The cost is $1.75 trillion. That's the price of complying with Washington red tape -- and that's not a misprint.
For years, liberals and misguided State Department officials have pushed for the U.S. Senate to ratify the Law of the Sea Treaty (LOST). This treaty would convey ownership of the oceans to a United Nations agency and give international bureaucrats veto authority over U.S. naval operations and could force the United States to comply with international carbon emissions caps.
Last month's Supreme Court ruling that states can refuse to expand Medicaid under President Obama's health care law means 3 million fewer people will have health coverage — but will end up saving the federal government $84 billion because it will no longer have to pay for them, according to the latest estimate Tuesday from Congress' official scorekeeper.
After two days of upbeat speeches about an end to AIDS, impatient activists took to the microphones and streets Tuesday to protest the sluggish pace of research, persistent barriers to care and funding, and President Obama's decision not to appear in person at the weeklong AIDS 2012 conference.
Opponents can level plenty of legitimate arguments against the Affordable Care Act (ACA), such as the $2 trillion it will add to the federal deficit in its first two decades or the $1.8 trillion in tax increases over the same period. But perhaps the most compelling case for repeal is a moral one. The health care law crosses ethical lines in the way it was sold and in its ultimate effects.
Libertarian Party presidential nominee Gary Johnson said Monday that he won't release his tax returns, joining his voice to that of presumptive GOP nominee Mitt Romney, who has declined to release more than the two most recent years.
Even if you've never heard of Milton Friedman, you've likely heard some of the famed economist's pithy sayings.
Jose Gallegos' company eliminated employee health insurance to save money, so when his gut started hurting and his skin took on a yellow tinge, he resisted seeing a doctor. When he finally went to the emergency room, physicians diagnosed stomach cancer.
Congress is heading into the final stretch of its summer work period having passed none of its annual spending bills.
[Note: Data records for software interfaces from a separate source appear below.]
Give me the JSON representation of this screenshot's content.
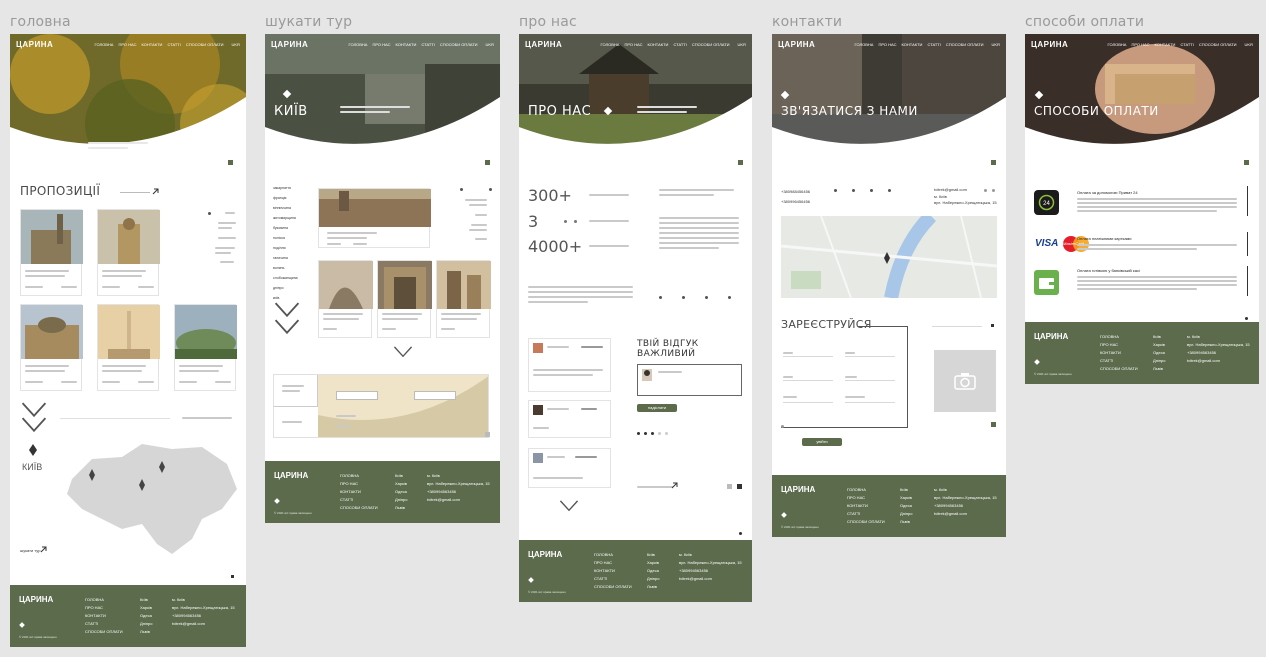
{
  "frames": [
    {
      "id": "home",
      "title": "головна"
    },
    {
      "id": "search",
      "title": "шукати тур"
    },
    {
      "id": "about",
      "title": "про нас"
    },
    {
      "id": "contacts",
      "title": "контакти"
    },
    {
      "id": "payment",
      "title": "способи оплати"
    }
  ],
  "logo": "ЦАРИНА",
  "nav": [
    "ГОЛОВНА",
    "ПРО НАС",
    "КОНТАКТИ",
    "СТАТТІ",
    "СПОСОБИ ОПЛАТИ"
  ],
  "lang": "UKR",
  "home": {
    "section_title": "ПРОПОЗИЦІЇ",
    "city_label": "КИЇВ",
    "tour_link": "шукати тур"
  },
  "search": {
    "hero_title": "КИЇВ",
    "sidebar": [
      "закарпаття",
      "франція",
      "вінниччина",
      "житомирщина",
      "буковина",
      "полісся",
      "поділля",
      "галичина",
      "волинь",
      "слобожанщина",
      "дніпро",
      "київ"
    ]
  },
  "about": {
    "hero_title": "ПРО НАС",
    "stats": [
      "300+",
      "3",
      "4000+"
    ],
    "review_title": "ТВІЙ ВІДГУК ВАЖЛИВИЙ",
    "send_label": "надіслати"
  },
  "contacts": {
    "hero_title": "ЗВ'ЯЗАТИСЯ З НАМИ",
    "phone1": "+380988456456",
    "phone2": "+380996456456",
    "email": "tvitrek@gmail.com",
    "register_title": "ЗАРЕЄСТРУЙСЯ",
    "register_btn": "увійти"
  },
  "payment": {
    "hero_title": "СПОСОБИ ОПЛАТИ",
    "methods": [
      {
        "title": "Оплата за допомогою Приват 24"
      },
      {
        "title": "Оплата платіжними картками"
      },
      {
        "title": "Оплата готівкою у банківській касі"
      }
    ],
    "visa": "VISA",
    "mastercard": "MasterCard"
  },
  "footer": {
    "col2": [
      "ГОЛОВНА",
      "ПРО НАС",
      "КОНТАКТИ",
      "СТАТТІ",
      "СПОСОБИ ОПЛАТИ"
    ],
    "col3": [
      "Київ",
      "Харків",
      "Одеса",
      "Дніпро",
      "Львів"
    ],
    "address_city": "м. Київ",
    "address": "вул. Набережно-Хрещатицька, 15",
    "phone": "+380994563456",
    "email": "tvitrek@gmail.com",
    "copy": "© 2021 всі права захищено"
  },
  "colors": {
    "brand": "#5b6b4c",
    "hero_dark": "#2e3a26",
    "board_bg": "#e6e6e6"
  }
}
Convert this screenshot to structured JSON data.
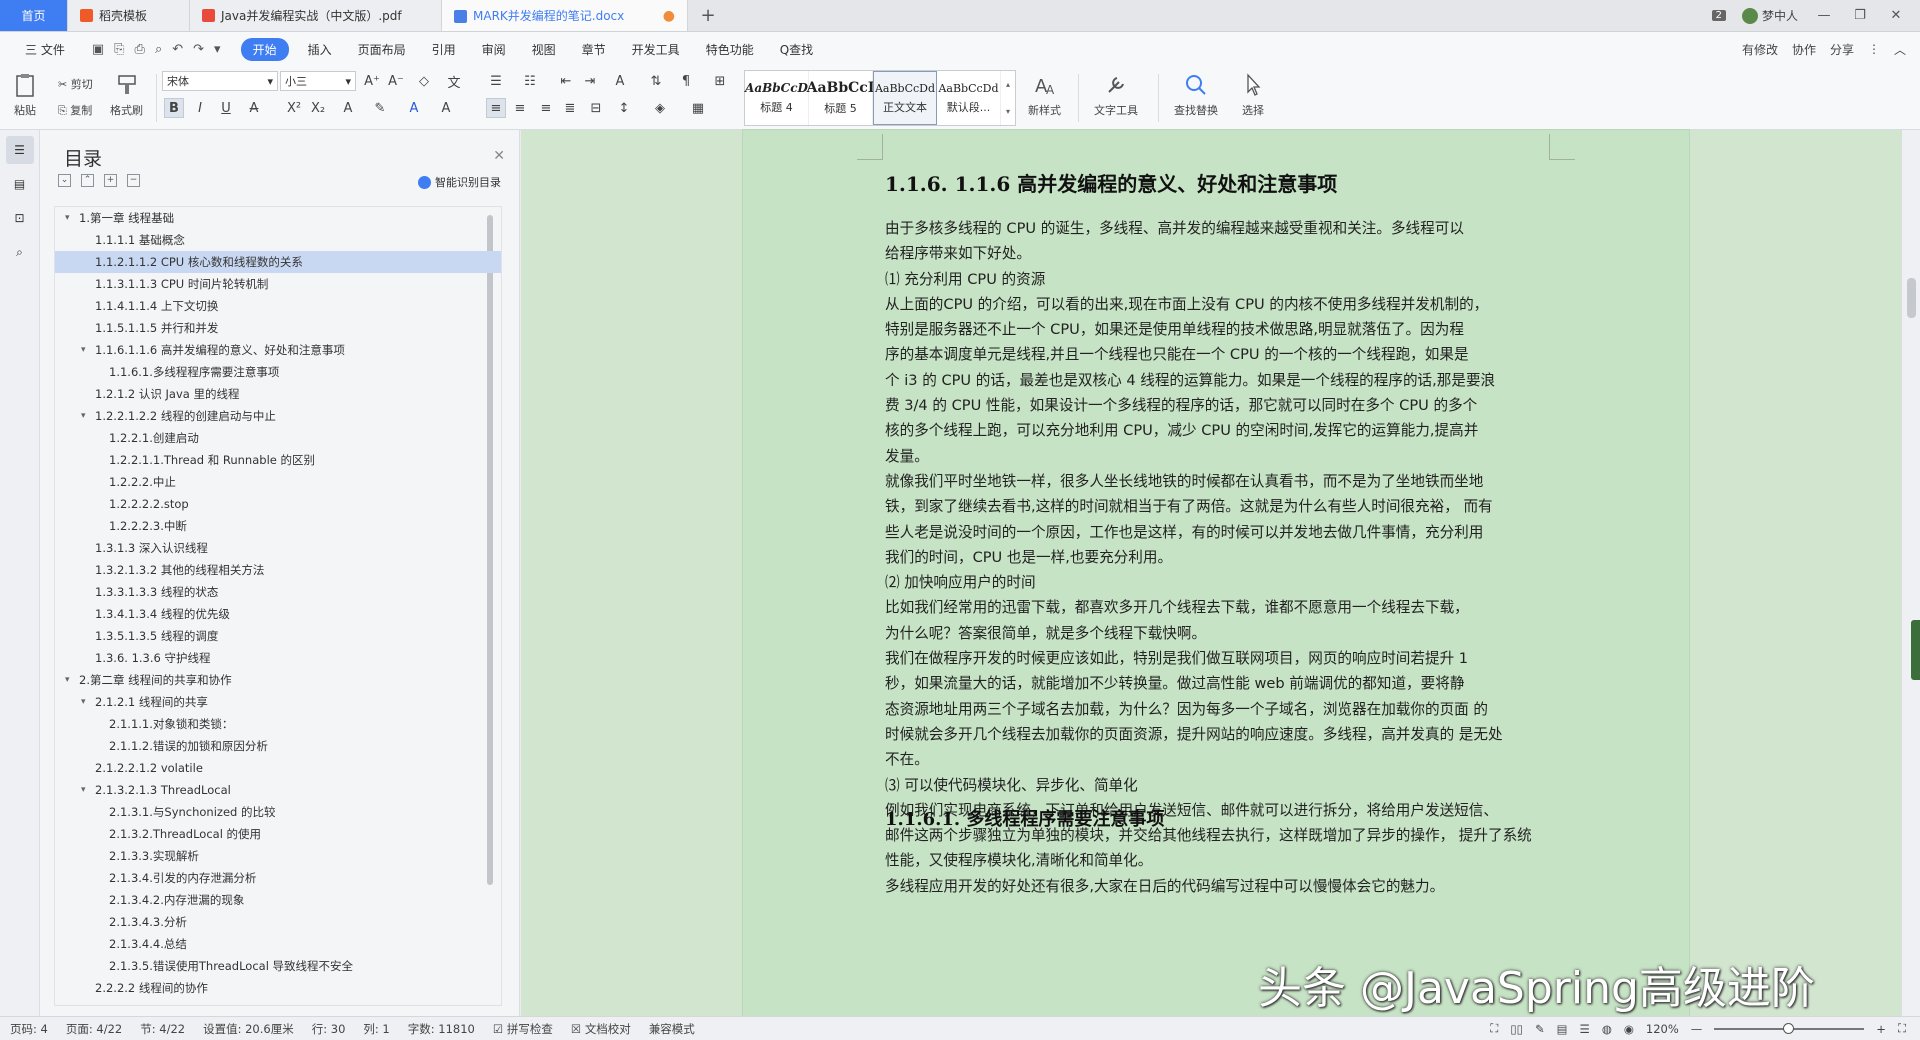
{
  "tabs": [
    {
      "label": "首页"
    },
    {
      "label": "稻壳模板"
    },
    {
      "label": "Java并发编程实战（中文版）.pdf"
    },
    {
      "label": "MARK并发编程的笔记.docx"
    }
  ],
  "titlebar": {
    "badge": "2",
    "user": "梦中人"
  },
  "menu": {
    "file": "三 文件",
    "items": [
      "开始",
      "插入",
      "页面布局",
      "引用",
      "审阅",
      "视图",
      "章节",
      "开发工具",
      "特色功能",
      "Q查找"
    ],
    "right": [
      "有修改",
      "协作",
      "分享"
    ]
  },
  "ribbon": {
    "paste": "粘贴",
    "cut": "剪切",
    "copy": "复制",
    "format_painter": "格式刷",
    "font_name": "宋体",
    "font_size": "小三",
    "styles": [
      {
        "sample": "AaBbCcD",
        "name": "标题 4"
      },
      {
        "sample": "AaBbCcI",
        "name": "标题 5"
      },
      {
        "sample": "AaBbCcDd",
        "name": "正文文本"
      },
      {
        "sample": "AaBbCcDd",
        "name": "默认段..."
      }
    ],
    "new_style": "新样式",
    "text_tool": "文字工具",
    "find_replace": "查找替换",
    "select": "选择"
  },
  "toc": {
    "title": "目录",
    "smart": "智能识别目录",
    "items": [
      {
        "label": "1.第一章 线程基础",
        "level": 0,
        "expand": true
      },
      {
        "label": "1.1.1.1 基础概念",
        "level": 1
      },
      {
        "label": "1.1.2.1.1.2 CPU 核心数和线程数的关系",
        "level": 1,
        "active": true
      },
      {
        "label": "1.1.3.1.1.3 CPU 时间片轮转机制",
        "level": 1
      },
      {
        "label": "1.1.4.1.1.4 上下文切换",
        "level": 1
      },
      {
        "label": "1.1.5.1.1.5 并行和并发",
        "level": 1
      },
      {
        "label": "1.1.6.1.1.6 高并发编程的意义、好处和注意事项",
        "level": 1,
        "expand": true
      },
      {
        "label": "1.1.6.1.多线程程序需要注意事项",
        "level": 2
      },
      {
        "label": "1.2.1.2 认识 Java 里的线程",
        "level": 1
      },
      {
        "label": "1.2.2.1.2.2 线程的创建启动与中止",
        "level": 1,
        "expand": true
      },
      {
        "label": "1.2.2.1.创建启动",
        "level": 2
      },
      {
        "label": "1.2.2.1.1.Thread 和 Runnable 的区别",
        "level": 2
      },
      {
        "label": "1.2.2.2.中止",
        "level": 2
      },
      {
        "label": "1.2.2.2.2.stop",
        "level": 2
      },
      {
        "label": "1.2.2.2.3.中断",
        "level": 2
      },
      {
        "label": "1.3.1.3 深入认识线程",
        "level": 1
      },
      {
        "label": "1.3.2.1.3.2 其他的线程相关方法",
        "level": 1
      },
      {
        "label": "1.3.3.1.3.3 线程的状态",
        "level": 1
      },
      {
        "label": "1.3.4.1.3.4 线程的优先级",
        "level": 1
      },
      {
        "label": "1.3.5.1.3.5 线程的调度",
        "level": 1
      },
      {
        "label": "1.3.6. 1.3.6 守护线程",
        "level": 1
      },
      {
        "label": "2.第二章 线程间的共享和协作",
        "level": 0,
        "expand": true
      },
      {
        "label": "2.1.2.1 线程间的共享",
        "level": 1,
        "expand": true
      },
      {
        "label": "2.1.1.1.对象锁和类锁：",
        "level": 2
      },
      {
        "label": "2.1.1.2.错误的加锁和原因分析",
        "level": 2
      },
      {
        "label": "2.1.2.2.1.2 volatile",
        "level": 1
      },
      {
        "label": "2.1.3.2.1.3 ThreadLocal",
        "level": 1,
        "expand": true
      },
      {
        "label": "2.1.3.1.与Synchonized 的比较",
        "level": 2
      },
      {
        "label": "2.1.3.2.ThreadLocal 的使用",
        "level": 2
      },
      {
        "label": "2.1.3.3.实现解析",
        "level": 2
      },
      {
        "label": "2.1.3.4.引发的内存泄漏分析",
        "level": 2
      },
      {
        "label": "2.1.3.4.2.内存泄漏的现象",
        "level": 2
      },
      {
        "label": "2.1.3.4.3.分析",
        "level": 2
      },
      {
        "label": "2.1.3.4.4.总结",
        "level": 2
      },
      {
        "label": "2.1.3.5.错误使用ThreadLocal 导致线程不安全",
        "level": 2
      },
      {
        "label": "2.2.2.2 线程间的协作",
        "level": 1
      }
    ]
  },
  "doc": {
    "heading1": "1.1.6.  1.1.6 高并发编程的意义、好处和注意事项",
    "paragraphs": [
      [
        "由于多核多线程的 CPU 的诞生，多线程、高并发的编程越来越受重视和关注。多线程可以",
        "给程序带来如下好处。"
      ],
      [
        "⑴ 充分利用 CPU 的资源"
      ],
      [
        "从上面的CPU 的介绍，可以看的出来,现在市面上没有 CPU 的内核不使用多线程并发机制的，",
        "特别是服务器还不止一个 CPU，如果还是使用单线程的技术做思路,明显就落伍了。因为程",
        "序的基本调度单元是线程,并且一个线程也只能在一个 CPU 的一个核的一个线程跑，如果是",
        "个 i3 的 CPU 的话，最差也是双核心 4 线程的运算能力。如果是一个线程的程序的话,那是要浪",
        "费 3/4 的 CPU 性能，如果设计一个多线程的程序的话，那它就可以同时在多个 CPU 的多个",
        "核的多个线程上跑，可以充分地利用 CPU，减少 CPU 的空闲时间,发挥它的运算能力,提高并",
        "发量。"
      ],
      [
        "就像我们平时坐地铁一样，很多人坐长线地铁的时候都在认真看书，而不是为了坐地铁而坐地",
        "铁，到家了继续去看书,这样的时间就相当于有了两倍。这就是为什么有些人时间很充裕，     而有",
        "些人老是说没时间的一个原因，工作也是这样，有的时候可以并发地去做几件事情，充分利用",
        "我们的时间，CPU 也是一样,也要充分利用。"
      ],
      [
        "⑵ 加快响应用户的时间"
      ],
      [
        "比如我们经常用的迅雷下载，都喜欢多开几个线程去下载，谁都不愿意用一个线程去下载，",
        "为什么呢？答案很简单，就是多个线程下载快啊。"
      ],
      [
        "我们在做程序开发的时候更应该如此，特别是我们做互联网项目，网页的响应时间若提升 1",
        "秒，如果流量大的话，就能增加不少转换量。做过高性能 web 前端调优的都知道，要将静",
        "态资源地址用两三个子域名去加载，为什么？因为每多一个子域名，浏览器在加载你的页面     的",
        "时候就会多开几个线程去加载你的页面资源，提升网站的响应速度。多线程，高并发真的     是无处",
        "不在。"
      ],
      [
        "⑶ 可以使代码模块化、异步化、简单化"
      ],
      [
        "例如我们实现电商系统，下订单和给用户发送短信、邮件就可以进行拆分，将给用户发送短信、",
        "邮件这两个步骤独立为单独的模块，并交给其他线程去执行，这样既增加了异步的操作，     提升了系统",
        "性能，又使程序模块化,清晰化和简单化。"
      ],
      [
        "多线程应用开发的好处还有很多,大家在日后的代码编写过程中可以慢慢体会它的魅力。"
      ]
    ],
    "heading2": "1.1.6.1.    多线程程序需要注意事项"
  },
  "watermark": "头条 @JavaSpring高级进阶",
  "status": {
    "items": [
      "页码: 4",
      "页面: 4/22",
      "节: 4/22",
      "设置值: 20.6厘米",
      "行: 30",
      "列: 1",
      "字数: 11810",
      "拼写检查",
      "文档校对",
      "兼容模式"
    ],
    "zoom": "120%",
    "zoom_level": 0.5
  },
  "colors": {
    "accent": "#3f7df3",
    "doc_bg": "#c7e3c5"
  }
}
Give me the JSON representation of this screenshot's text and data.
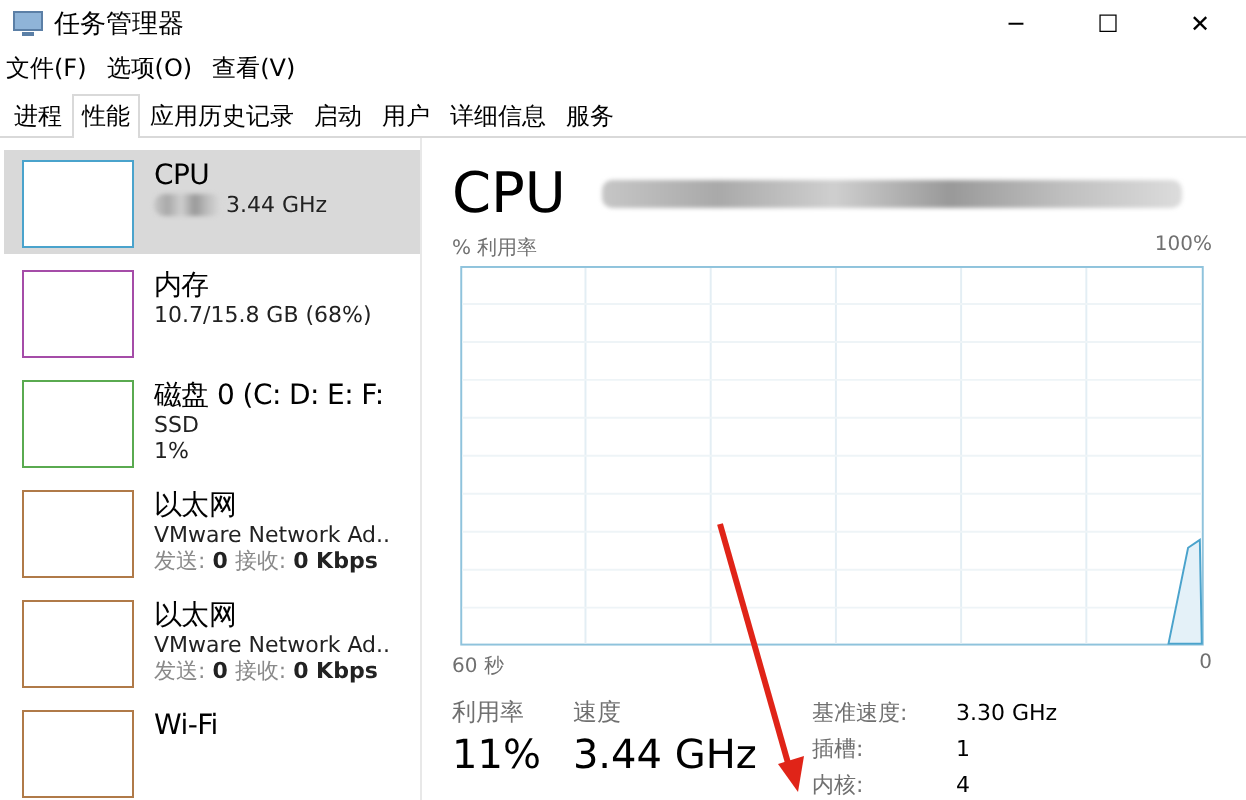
{
  "window": {
    "title": "任务管理器",
    "controls": [
      "─",
      "☐",
      "✕"
    ]
  },
  "menu": [
    "文件(F)",
    "选项(O)",
    "查看(V)"
  ],
  "tabs": [
    {
      "label": "进程",
      "selected": false
    },
    {
      "label": "性能",
      "selected": true
    },
    {
      "label": "应用历史记录",
      "selected": false
    },
    {
      "label": "启动",
      "selected": false
    },
    {
      "label": "用户",
      "selected": false
    },
    {
      "label": "详细信息",
      "selected": false
    },
    {
      "label": "服务",
      "selected": false
    }
  ],
  "sidebar": {
    "items": [
      {
        "title": "CPU",
        "lines": [
          "3.44 GHz"
        ],
        "redacted": true,
        "color": "#4aa3cc",
        "selected": true
      },
      {
        "title": "内存",
        "lines": [
          "10.7/15.8 GB (68%)"
        ],
        "redacted": false,
        "color": "#a54ca8",
        "selected": false
      },
      {
        "title": "磁盘 0 (C: D: E: F:",
        "lines": [
          "SSD",
          "1%"
        ],
        "redacted": false,
        "color": "#5aaa50",
        "selected": false
      },
      {
        "title": "以太网",
        "lines": [
          "VMware Network Ad..",
          "发送: **0** 接收: **0 Kbps**"
        ],
        "redacted": false,
        "color": "#b07a48",
        "selected": false
      },
      {
        "title": "以太网",
        "lines": [
          "VMware Network Ad..",
          "发送: **0** 接收: **0 Kbps**"
        ],
        "redacted": false,
        "color": "#b07a48",
        "selected": false
      },
      {
        "title": "Wi-Fi",
        "redacted": false,
        "color": "#b07a48",
        "selected": false
      }
    ]
  },
  "detail": {
    "title": "CPU",
    "title_redacted": true,
    "graph": {
      "ylabel": "% 利用率",
      "ymax": "100%",
      "xlabel": "60 秒",
      "xmin": "0"
    },
    "stats": [
      {
        "label": "利用率",
        "value": "11%"
      },
      {
        "label": "速度",
        "value": "3.44 GHz"
      }
    ],
    "specs": [
      {
        "label": "基准速度:",
        "value": "3.30 GHz"
      },
      {
        "label": "插槽:",
        "value": "1"
      },
      {
        "label": "内核:",
        "value": "4"
      }
    ]
  }
}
What's more, with the start of the next budget year some 70 days away, it's unlikely that any of the bills will reach the president's desk for his signature.